Solar could also reach a 69 per cent share of the total primary energy supply by the end of the first half of the century, according to a new report from the Lappeenranta University of Technology. By 2050, solar PV is projected to have a CAPEX of €246 per kW-installed for utility-scale projects and €537 per kW for residential arrays. However, the Levelized cost of energy (LCOE) is projected to remain constant over the next three decades, as the energy transition will include storage technology, increased flexibility, and synthetic fuel processing.
According to a new study from the Lappeenranta University of Technology, solar could account for 69 per cent of the total primary energy supply by the end of the first half of the century. Solar PV is expected to cost €246 per kW installed for utility-scale projects and €537 per kW for residential arrays by 2050. However, since the energy transition will require storage technologies, improved flexibility, and synthetic fuel production, the levelized cost of energy (LCOE) is expected to remain constant for the next three decades.
End-use industries such as transportation and heating are almost entirely electrified in the planned scenario, which achieves the goal of limiting global warming to 1.5 degrees Celsius. Despite the sharp drop in the cost of solar and other renewables-generated electricity, the levelized cost of energy (LCOE) of the entire system is expected to remain constant over the next three decades, at between 50 and 57 €/MWh, as the energy transition will also include storage technology, increased flexibility, and the production of synthetic fuels.
Professor Breyer told PV magazine, “We no longer consider single-technology LCOE, but least-cost energy system solutions, which changes the emphasis on[to] integrated solutions.”
The capex of all technologies needed for system LCOE was, however, indicated in the report.
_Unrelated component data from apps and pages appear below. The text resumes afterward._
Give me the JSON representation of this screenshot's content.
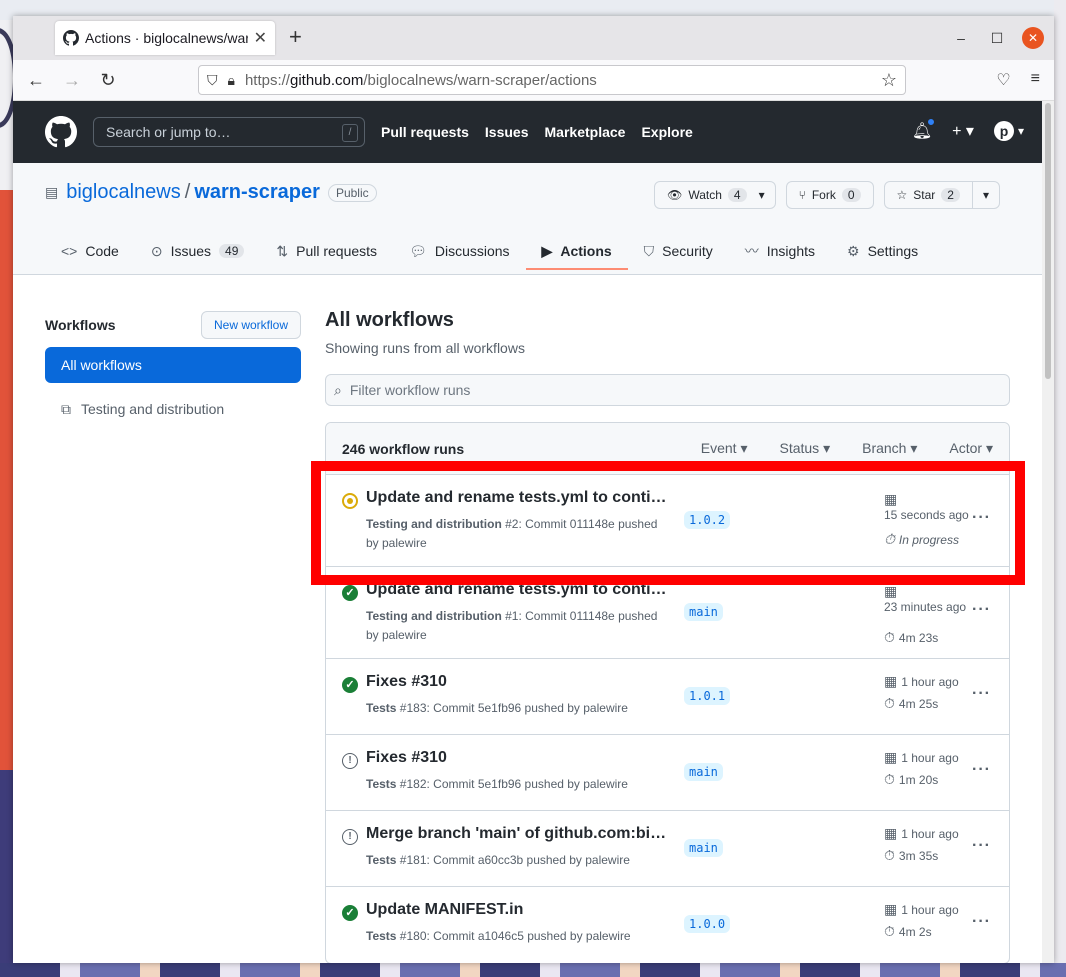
{
  "browser": {
    "tab_title": "Actions · biglocalnews/warn-scraper/actions",
    "url_prefix": "https://",
    "url_host": "github.com",
    "url_path": "/biglocalnews/warn-scraper/actions"
  },
  "gh": {
    "search_placeholder": "Search or jump to…",
    "slash_key": "/",
    "nav": [
      "Pull requests",
      "Issues",
      "Marketplace",
      "Explore"
    ],
    "avatar_letter": "p"
  },
  "repo": {
    "owner": "biglocalnews",
    "name": "warn-scraper",
    "visibility": "Public",
    "watch_label": "Watch",
    "watch_count": "4",
    "fork_label": "Fork",
    "fork_count": "0",
    "star_label": "Star",
    "star_count": "2",
    "tabs": [
      {
        "label": "Code",
        "icon": "code-icon"
      },
      {
        "label": "Issues",
        "icon": "issues-icon",
        "count": "49"
      },
      {
        "label": "Pull requests",
        "icon": "pull-request-icon"
      },
      {
        "label": "Discussions",
        "icon": "discussions-icon"
      },
      {
        "label": "Actions",
        "icon": "actions-icon"
      },
      {
        "label": "Security",
        "icon": "security-icon"
      },
      {
        "label": "Insights",
        "icon": "insights-icon"
      },
      {
        "label": "Settings",
        "icon": "settings-icon"
      }
    ]
  },
  "sidebar": {
    "heading": "Workflows",
    "new_workflow": "New workflow",
    "items": [
      {
        "label": "All workflows"
      },
      {
        "label": "Testing and distribution"
      }
    ]
  },
  "main": {
    "title": "All workflows",
    "subtitle": "Showing runs from all workflows",
    "filter_placeholder": "Filter workflow runs",
    "run_count": "246 workflow runs",
    "filters": [
      "Event",
      "Status",
      "Branch",
      "Actor"
    ],
    "runs": [
      {
        "title": "Update and rename tests.yml to conti…",
        "workflow": "Testing and distribution",
        "meta": " #2: Commit 011148e pushed by palewire",
        "branch": "1.0.2",
        "when": "15 seconds ago",
        "duration": "In progress",
        "status": "in-progress"
      },
      {
        "title": "Update and rename tests.yml to conti…",
        "workflow": "Testing and distribution",
        "meta": " #1: Commit 011148e pushed by palewire",
        "branch": "main",
        "when": "23 minutes ago",
        "duration": "4m 23s",
        "status": "success"
      },
      {
        "title": "Fixes #310",
        "workflow": "Tests",
        "meta": " #183: Commit 5e1fb96 pushed by palewire",
        "branch": "1.0.1",
        "when": "1 hour ago",
        "duration": "4m 25s",
        "status": "success"
      },
      {
        "title": "Fixes #310",
        "workflow": "Tests",
        "meta": " #182: Commit 5e1fb96 pushed by palewire",
        "branch": "main",
        "when": "1 hour ago",
        "duration": "1m 20s",
        "status": "neutral"
      },
      {
        "title": "Merge branch 'main' of github.com:bi…",
        "workflow": "Tests",
        "meta": " #181: Commit a60cc3b pushed by palewire",
        "branch": "main",
        "when": "1 hour ago",
        "duration": "3m 35s",
        "status": "neutral"
      },
      {
        "title": "Update MANIFEST.in",
        "workflow": "Tests",
        "meta": " #180: Commit a1046c5 pushed by palewire",
        "branch": "1.0.0",
        "when": "1 hour ago",
        "duration": "4m 2s",
        "status": "success"
      }
    ]
  },
  "colors": {
    "accent": "#0969da",
    "header_bg": "#24292f",
    "highlight": "#ff0000",
    "success": "#1a7f37",
    "in_progress": "#dbab09"
  }
}
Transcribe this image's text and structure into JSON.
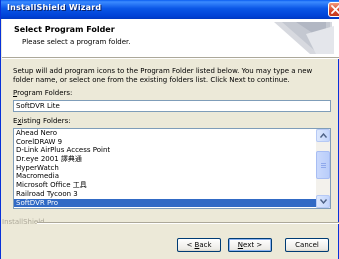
{
  "window": {
    "title": "InstallShield Wizard"
  },
  "header": {
    "title": "Select Program Folder",
    "subtitle": "Please select a program folder."
  },
  "description": "Setup will add program icons to the Program Folder listed below. You may type a new folder name, or select one from the existing folders list.  Click Next to continue.",
  "program_folders": {
    "label_accel": "P",
    "label_rest": "rogram Folders:",
    "value": "SoftDVR Lite"
  },
  "existing_folders": {
    "label_pre": "E",
    "label_accel": "x",
    "label_rest": "isting Folders:",
    "items": [
      {
        "label": "Ahead Nero",
        "selected": false
      },
      {
        "label": "CorelDRAW 9",
        "selected": false
      },
      {
        "label": "D-Link AirPlus Access Point",
        "selected": false
      },
      {
        "label": "Dr.eye 2001 譯典通",
        "selected": false
      },
      {
        "label": "HyperWatch",
        "selected": false
      },
      {
        "label": "Macromedia",
        "selected": false
      },
      {
        "label": "Microsoft Office 工具",
        "selected": false
      },
      {
        "label": "Railroad Tycoon 3",
        "selected": false
      },
      {
        "label": "SoftDVR Pro",
        "selected": true
      }
    ]
  },
  "footer": {
    "brand": "InstallShield"
  },
  "buttons": {
    "back_pre": "< ",
    "back_accel": "B",
    "back_rest": "ack",
    "next_accel": "N",
    "next_rest": "ext >",
    "cancel": "Cancel"
  },
  "colors": {
    "titlebar": "#0a56e6",
    "selection": "#316ac5",
    "dialog_bg": "#ece9d8"
  }
}
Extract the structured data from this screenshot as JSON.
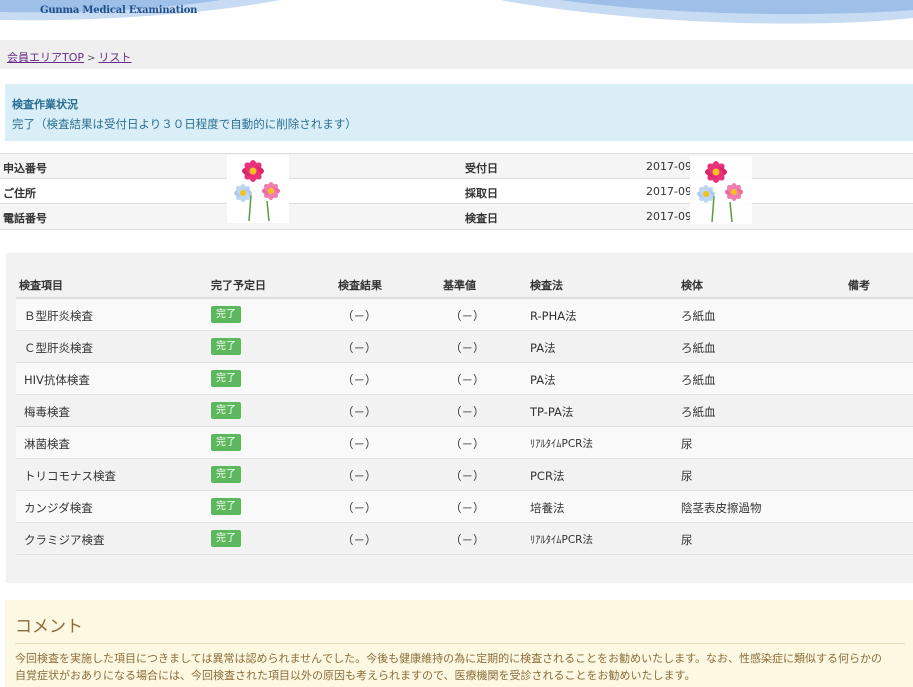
{
  "header": {
    "logo": "Gunma Medical Examination"
  },
  "breadcrumb": {
    "top_link": "会員エリアTOP",
    "separator": ">",
    "current_link": "リスト"
  },
  "status": {
    "title": "検査作業状況",
    "message": "完了（検査結果は受付日より３０日程度で自動的に削除されます）"
  },
  "info": {
    "rows": [
      {
        "label": "申込番号",
        "label2": "受付日",
        "value2": "2017-09-"
      },
      {
        "label": "ご住所",
        "label2": "採取日",
        "value2": "2017-09-"
      },
      {
        "label": "電話番号",
        "label2": "検査日",
        "value2": "2017-09-"
      }
    ]
  },
  "results": {
    "headers": [
      "検査項目",
      "完了予定日",
      "検査結果",
      "基準値",
      "検査法",
      "検体",
      "備考"
    ],
    "rows": [
      {
        "item": "Ｂ型肝炎検査",
        "status": "完了",
        "result": "（－）",
        "reference": "（－）",
        "method": "R-PHA法",
        "specimen": "ろ紙血",
        "note": ""
      },
      {
        "item": "Ｃ型肝炎検査",
        "status": "完了",
        "result": "（－）",
        "reference": "（－）",
        "method": "PA法",
        "specimen": "ろ紙血",
        "note": ""
      },
      {
        "item": "HIV抗体検査",
        "status": "完了",
        "result": "（－）",
        "reference": "（－）",
        "method": "PA法",
        "specimen": "ろ紙血",
        "note": ""
      },
      {
        "item": "梅毒検査",
        "status": "完了",
        "result": "（－）",
        "reference": "（－）",
        "method": "TP-PA法",
        "specimen": "ろ紙血",
        "note": ""
      },
      {
        "item": "淋菌検査",
        "status": "完了",
        "result": "（－）",
        "reference": "（－）",
        "method": "ﾘｱﾙﾀｲﾑPCR法",
        "specimen": "尿",
        "note": ""
      },
      {
        "item": "トリコモナス検査",
        "status": "完了",
        "result": "（－）",
        "reference": "（－）",
        "method": "PCR法",
        "specimen": "尿",
        "note": ""
      },
      {
        "item": "カンジダ検査",
        "status": "完了",
        "result": "（－）",
        "reference": "（－）",
        "method": "培養法",
        "specimen": "陰茎表皮擦過物",
        "note": ""
      },
      {
        "item": "クラミジア検査",
        "status": "完了",
        "result": "（－）",
        "reference": "（－）",
        "method": "ﾘｱﾙﾀｲﾑPCR法",
        "specimen": "尿",
        "note": ""
      }
    ]
  },
  "comment": {
    "title": "コメント",
    "line1": "今回検査を実施した項目につきましては異常は認められませんでした。今後も健康維持の為に定期的に検査されることをお勧めいたします。なお、性感染症に類似する何らかの",
    "line2": "自覚症状がおありになる場合には、今回検査された項目以外の原因も考えられますので、医療機関を受診されることをお勧めいたします。"
  },
  "colors": {
    "status_bg": "#daeef8",
    "status_text": "#2a6f93",
    "badge": "#5cb85c",
    "comment_bg": "#fdf8e1",
    "comment_text": "#8a6d3b",
    "link": "#6a2c86"
  },
  "icons": {
    "flower": "cosmos-flower-icon"
  }
}
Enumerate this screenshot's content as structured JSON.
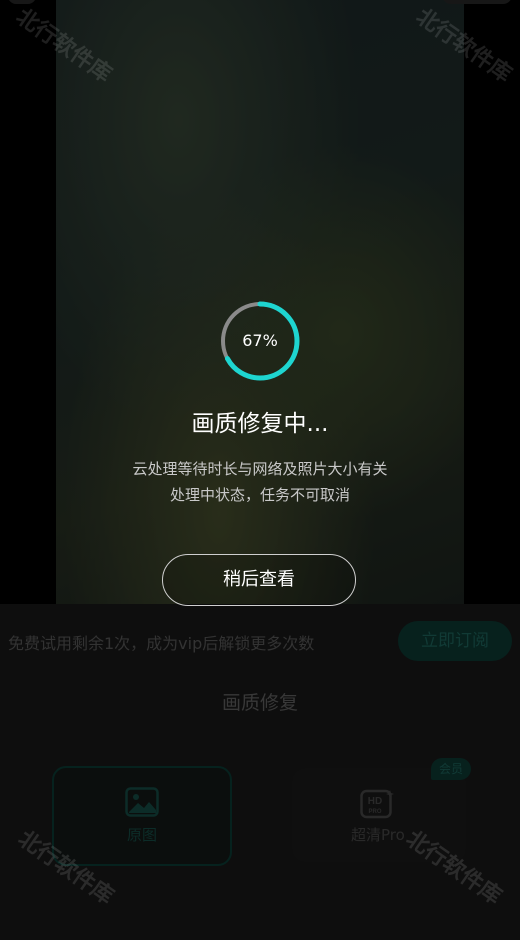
{
  "progress": {
    "percent": 0.67,
    "label": "67%"
  },
  "status": {
    "title": "画质修复中...",
    "line1": "云处理等待时长与网络及照片大小有关",
    "line2": "处理中状态，任务不可取消"
  },
  "later_button": "稍后查看",
  "sheet": {
    "trial_text": "免费试用剩余1次，成为vip后解锁更多次数",
    "subscribe_button": "立即订阅",
    "title": "画质修复",
    "options": [
      {
        "label": "原图",
        "icon": "image-icon",
        "selected": true
      },
      {
        "label": "超清Pro",
        "icon": "hd-pro-icon",
        "badge": "会员"
      }
    ]
  },
  "watermark": "北行软件库",
  "colors": {
    "accent": "#1ed5d0",
    "ring_track": "#8a8a8a",
    "sheet_bg": "#1a1a1a"
  }
}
Breyer said, “The PV capex is the most definitive.”
Capex for a residential PV project, for example, is expected to drop from €1,169/kW-installed in 2020 to €826 in 2030, €650 in 2040, and €537 in 2050, according to the group’s estimates.
By 2050, commercial PV is projected to cost €397 per kW installed, up from €907 in 2020, €623 in 2030, and €484 in 2040. The capex for industrial roofs is expected to fall from €682/kW-installed in 2020 to €459 in 2030, €353 in 2040, and €289 in 2050.
The group looked into the large scale market and given prices for two types of PV plants: fixed structure and single-axis trackers, and discovered that the second category would see a price drop from €638 per kW built-in 2020 to €429 in 2030, €330 in 2040, and €271 in 2050. From €580 in 2020 to €390 in 2030 to €300 in 2040, the first group is expected to achieve a capex of €246/kW-installed.
The study also predicts that renewable-powered desalination would be able to solve the water shortage problem by supplying 3 billion cubic meters of clean water every day, as well as the complete implementation of power-to-x technology.
“According to IPCC sources, the findings of our analysis identify a scenario that has been claimed as impossible,” Breyer said. “We are, however, able to demonstrate that the climate goals can be reached without raising the [cost] per unit of energy by… extensive direct and indirect electrification of the energy grid, as well as renewables-based electricity supply.”
Source – here